__Work required__: Where does the word "this" show up in the records? Copy every line that has it.

*-*-*

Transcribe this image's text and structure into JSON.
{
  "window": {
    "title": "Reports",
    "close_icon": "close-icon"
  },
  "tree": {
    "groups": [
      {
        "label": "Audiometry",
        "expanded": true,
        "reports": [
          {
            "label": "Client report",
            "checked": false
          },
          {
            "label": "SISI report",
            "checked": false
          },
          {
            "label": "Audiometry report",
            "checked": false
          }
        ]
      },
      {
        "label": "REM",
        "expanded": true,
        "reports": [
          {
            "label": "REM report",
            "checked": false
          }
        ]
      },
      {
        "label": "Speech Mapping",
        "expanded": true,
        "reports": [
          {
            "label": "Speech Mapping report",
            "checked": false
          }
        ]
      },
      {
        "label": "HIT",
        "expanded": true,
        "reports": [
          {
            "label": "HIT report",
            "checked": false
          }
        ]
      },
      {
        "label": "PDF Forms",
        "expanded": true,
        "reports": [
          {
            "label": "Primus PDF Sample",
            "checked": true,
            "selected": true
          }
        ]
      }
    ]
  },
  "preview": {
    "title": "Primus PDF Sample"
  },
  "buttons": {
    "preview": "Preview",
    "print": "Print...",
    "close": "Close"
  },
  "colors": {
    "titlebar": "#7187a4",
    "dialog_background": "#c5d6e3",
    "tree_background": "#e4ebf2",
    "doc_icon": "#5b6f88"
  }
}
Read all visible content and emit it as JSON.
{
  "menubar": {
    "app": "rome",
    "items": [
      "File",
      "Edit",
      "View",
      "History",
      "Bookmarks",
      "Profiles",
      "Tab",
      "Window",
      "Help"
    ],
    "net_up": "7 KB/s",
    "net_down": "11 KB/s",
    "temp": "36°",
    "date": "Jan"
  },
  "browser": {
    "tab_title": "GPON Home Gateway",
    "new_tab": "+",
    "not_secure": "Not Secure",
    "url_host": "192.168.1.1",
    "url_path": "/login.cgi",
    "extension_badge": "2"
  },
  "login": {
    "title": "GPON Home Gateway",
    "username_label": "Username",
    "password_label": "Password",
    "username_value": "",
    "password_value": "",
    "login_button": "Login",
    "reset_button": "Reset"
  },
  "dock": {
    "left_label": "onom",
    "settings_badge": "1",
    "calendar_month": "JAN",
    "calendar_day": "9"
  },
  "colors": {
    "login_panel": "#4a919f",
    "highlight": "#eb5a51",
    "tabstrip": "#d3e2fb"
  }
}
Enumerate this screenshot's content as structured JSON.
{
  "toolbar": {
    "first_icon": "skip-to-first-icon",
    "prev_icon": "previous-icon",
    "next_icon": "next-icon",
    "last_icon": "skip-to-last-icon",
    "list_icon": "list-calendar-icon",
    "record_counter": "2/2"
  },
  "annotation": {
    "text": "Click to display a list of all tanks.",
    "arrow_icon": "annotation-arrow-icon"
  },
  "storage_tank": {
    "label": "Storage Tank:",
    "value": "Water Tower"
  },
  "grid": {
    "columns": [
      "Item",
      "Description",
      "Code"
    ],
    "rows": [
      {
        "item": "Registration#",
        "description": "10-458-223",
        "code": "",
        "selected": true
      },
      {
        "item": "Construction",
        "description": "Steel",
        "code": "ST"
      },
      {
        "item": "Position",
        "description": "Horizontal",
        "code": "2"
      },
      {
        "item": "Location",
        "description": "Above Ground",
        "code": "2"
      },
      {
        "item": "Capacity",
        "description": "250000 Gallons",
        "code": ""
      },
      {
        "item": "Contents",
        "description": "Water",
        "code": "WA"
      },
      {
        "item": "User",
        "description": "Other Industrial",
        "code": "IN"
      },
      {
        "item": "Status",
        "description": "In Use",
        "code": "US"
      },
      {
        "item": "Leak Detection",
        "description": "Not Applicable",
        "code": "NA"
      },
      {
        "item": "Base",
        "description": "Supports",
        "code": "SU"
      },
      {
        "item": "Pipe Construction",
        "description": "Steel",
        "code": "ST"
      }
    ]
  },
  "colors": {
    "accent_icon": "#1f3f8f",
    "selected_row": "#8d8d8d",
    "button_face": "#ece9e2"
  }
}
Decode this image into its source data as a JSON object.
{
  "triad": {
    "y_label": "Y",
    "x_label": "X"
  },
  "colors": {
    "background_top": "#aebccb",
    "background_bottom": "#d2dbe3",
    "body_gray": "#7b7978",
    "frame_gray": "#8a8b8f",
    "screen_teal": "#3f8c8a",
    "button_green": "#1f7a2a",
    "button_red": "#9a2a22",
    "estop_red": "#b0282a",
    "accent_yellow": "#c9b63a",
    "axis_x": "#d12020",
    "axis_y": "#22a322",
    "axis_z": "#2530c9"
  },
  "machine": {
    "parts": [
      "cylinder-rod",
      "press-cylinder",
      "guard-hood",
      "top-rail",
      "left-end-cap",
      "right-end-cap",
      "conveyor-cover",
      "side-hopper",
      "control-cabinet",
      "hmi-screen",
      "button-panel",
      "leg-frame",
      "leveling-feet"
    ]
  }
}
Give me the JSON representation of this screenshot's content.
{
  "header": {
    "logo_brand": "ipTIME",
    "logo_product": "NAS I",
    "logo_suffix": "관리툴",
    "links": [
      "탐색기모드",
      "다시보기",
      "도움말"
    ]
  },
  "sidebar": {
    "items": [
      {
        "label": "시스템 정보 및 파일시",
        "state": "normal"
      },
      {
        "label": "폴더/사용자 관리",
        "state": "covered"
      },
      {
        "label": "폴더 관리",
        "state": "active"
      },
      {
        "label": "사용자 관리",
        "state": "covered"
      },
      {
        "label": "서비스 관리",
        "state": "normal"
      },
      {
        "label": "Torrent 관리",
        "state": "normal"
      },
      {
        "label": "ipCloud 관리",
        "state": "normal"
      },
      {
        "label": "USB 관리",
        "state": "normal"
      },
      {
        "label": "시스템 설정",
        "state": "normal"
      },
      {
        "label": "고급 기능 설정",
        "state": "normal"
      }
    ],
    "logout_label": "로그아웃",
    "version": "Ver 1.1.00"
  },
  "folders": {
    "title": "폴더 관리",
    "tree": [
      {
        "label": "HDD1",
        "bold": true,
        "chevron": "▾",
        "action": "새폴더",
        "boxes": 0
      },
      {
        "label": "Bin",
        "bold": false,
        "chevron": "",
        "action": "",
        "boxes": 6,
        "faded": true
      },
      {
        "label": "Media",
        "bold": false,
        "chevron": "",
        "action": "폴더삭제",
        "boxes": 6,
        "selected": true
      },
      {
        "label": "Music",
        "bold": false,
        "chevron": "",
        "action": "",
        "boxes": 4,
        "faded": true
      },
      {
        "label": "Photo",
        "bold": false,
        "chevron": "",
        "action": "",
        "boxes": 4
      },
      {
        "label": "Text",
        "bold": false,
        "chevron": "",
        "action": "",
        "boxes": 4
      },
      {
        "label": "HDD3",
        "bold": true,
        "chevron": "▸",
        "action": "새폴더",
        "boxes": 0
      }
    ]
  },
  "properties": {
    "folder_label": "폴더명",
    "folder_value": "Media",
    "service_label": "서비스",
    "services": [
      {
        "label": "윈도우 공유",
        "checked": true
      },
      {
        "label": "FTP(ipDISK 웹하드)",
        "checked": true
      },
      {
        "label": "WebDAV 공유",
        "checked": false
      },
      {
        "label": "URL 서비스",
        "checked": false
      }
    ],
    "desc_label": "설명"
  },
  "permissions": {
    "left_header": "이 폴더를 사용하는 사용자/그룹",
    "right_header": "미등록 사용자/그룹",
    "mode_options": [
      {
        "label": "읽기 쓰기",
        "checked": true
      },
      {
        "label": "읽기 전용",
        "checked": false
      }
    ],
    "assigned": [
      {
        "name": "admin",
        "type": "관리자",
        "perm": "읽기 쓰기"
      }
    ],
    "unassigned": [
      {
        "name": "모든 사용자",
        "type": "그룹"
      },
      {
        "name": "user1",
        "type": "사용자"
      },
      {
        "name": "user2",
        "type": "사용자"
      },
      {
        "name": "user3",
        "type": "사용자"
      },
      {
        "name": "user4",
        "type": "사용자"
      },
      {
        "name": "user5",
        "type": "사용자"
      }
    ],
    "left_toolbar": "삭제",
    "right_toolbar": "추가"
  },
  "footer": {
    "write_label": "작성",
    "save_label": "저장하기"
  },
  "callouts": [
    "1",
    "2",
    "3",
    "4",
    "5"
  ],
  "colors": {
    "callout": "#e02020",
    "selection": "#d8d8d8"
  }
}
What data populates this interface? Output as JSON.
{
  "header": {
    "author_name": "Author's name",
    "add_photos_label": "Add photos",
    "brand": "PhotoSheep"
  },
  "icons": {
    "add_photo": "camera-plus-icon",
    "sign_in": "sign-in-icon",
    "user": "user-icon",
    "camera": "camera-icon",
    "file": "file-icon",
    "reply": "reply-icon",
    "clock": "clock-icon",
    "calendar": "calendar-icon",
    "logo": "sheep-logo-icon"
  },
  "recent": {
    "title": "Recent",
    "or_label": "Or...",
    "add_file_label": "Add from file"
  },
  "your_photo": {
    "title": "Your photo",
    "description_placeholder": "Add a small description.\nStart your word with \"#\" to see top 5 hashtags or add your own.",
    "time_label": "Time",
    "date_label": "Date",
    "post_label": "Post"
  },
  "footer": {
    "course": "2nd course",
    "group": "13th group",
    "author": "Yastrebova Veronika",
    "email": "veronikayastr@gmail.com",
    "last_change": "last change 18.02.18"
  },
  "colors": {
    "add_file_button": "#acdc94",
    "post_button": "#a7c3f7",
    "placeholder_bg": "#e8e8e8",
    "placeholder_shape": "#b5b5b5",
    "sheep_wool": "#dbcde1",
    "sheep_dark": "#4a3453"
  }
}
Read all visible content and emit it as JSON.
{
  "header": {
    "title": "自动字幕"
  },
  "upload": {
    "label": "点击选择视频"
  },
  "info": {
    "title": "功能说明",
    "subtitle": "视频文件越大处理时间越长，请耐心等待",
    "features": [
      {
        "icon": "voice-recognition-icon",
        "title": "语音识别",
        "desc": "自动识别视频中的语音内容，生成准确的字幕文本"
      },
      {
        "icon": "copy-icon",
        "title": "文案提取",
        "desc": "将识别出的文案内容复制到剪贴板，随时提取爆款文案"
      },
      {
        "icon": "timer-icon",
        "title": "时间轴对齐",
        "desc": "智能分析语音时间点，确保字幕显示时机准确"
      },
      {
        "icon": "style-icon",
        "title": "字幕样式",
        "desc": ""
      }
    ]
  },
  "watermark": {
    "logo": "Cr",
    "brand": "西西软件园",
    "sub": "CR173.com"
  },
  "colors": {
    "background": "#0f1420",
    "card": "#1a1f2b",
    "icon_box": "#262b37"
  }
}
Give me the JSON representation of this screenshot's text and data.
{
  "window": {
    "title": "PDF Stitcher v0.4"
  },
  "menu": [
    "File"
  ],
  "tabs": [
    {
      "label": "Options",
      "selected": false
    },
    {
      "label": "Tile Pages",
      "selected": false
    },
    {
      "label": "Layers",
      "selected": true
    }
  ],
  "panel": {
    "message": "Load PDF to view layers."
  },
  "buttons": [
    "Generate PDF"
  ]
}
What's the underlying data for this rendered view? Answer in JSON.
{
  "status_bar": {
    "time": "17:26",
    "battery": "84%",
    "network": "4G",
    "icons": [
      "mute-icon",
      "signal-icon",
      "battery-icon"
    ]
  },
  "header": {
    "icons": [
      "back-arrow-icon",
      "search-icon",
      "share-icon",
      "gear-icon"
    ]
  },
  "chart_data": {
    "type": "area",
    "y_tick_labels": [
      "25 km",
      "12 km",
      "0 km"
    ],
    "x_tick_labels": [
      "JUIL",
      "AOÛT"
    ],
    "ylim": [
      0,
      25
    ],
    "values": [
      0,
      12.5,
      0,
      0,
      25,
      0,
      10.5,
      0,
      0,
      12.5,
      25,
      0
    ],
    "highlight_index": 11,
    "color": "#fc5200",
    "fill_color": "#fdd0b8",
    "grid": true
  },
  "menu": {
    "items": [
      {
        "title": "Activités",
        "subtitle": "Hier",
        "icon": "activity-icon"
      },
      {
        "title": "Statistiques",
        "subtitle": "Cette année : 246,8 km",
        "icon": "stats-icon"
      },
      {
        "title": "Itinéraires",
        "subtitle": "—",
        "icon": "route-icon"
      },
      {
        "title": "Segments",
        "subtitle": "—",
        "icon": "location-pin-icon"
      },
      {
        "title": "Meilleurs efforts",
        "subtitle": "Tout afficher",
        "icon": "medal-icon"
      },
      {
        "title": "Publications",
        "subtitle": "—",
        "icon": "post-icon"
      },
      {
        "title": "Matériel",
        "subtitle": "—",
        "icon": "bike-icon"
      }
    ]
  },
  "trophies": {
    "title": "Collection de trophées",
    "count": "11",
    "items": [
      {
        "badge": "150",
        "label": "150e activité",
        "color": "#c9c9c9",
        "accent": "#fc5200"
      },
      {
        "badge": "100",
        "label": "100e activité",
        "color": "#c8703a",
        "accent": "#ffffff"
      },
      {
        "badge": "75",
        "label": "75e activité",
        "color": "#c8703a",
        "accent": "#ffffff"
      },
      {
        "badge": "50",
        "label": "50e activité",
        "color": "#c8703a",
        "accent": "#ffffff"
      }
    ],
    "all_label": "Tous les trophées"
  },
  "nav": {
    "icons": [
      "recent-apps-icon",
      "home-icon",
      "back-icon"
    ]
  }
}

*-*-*

__Exercise output__:
Transcribe this image's text and structure into JSON.
Enumerate this screenshot's content as structured JSON.
Decode this image into its source data as a JSON object.
Give me the JSON representation of this screenshot's content.
What data populates this interface? Output as JSON.
Give me the JSON representation of this screenshot's text and data.
What's the underlying data for this rendered view? Answer in JSON.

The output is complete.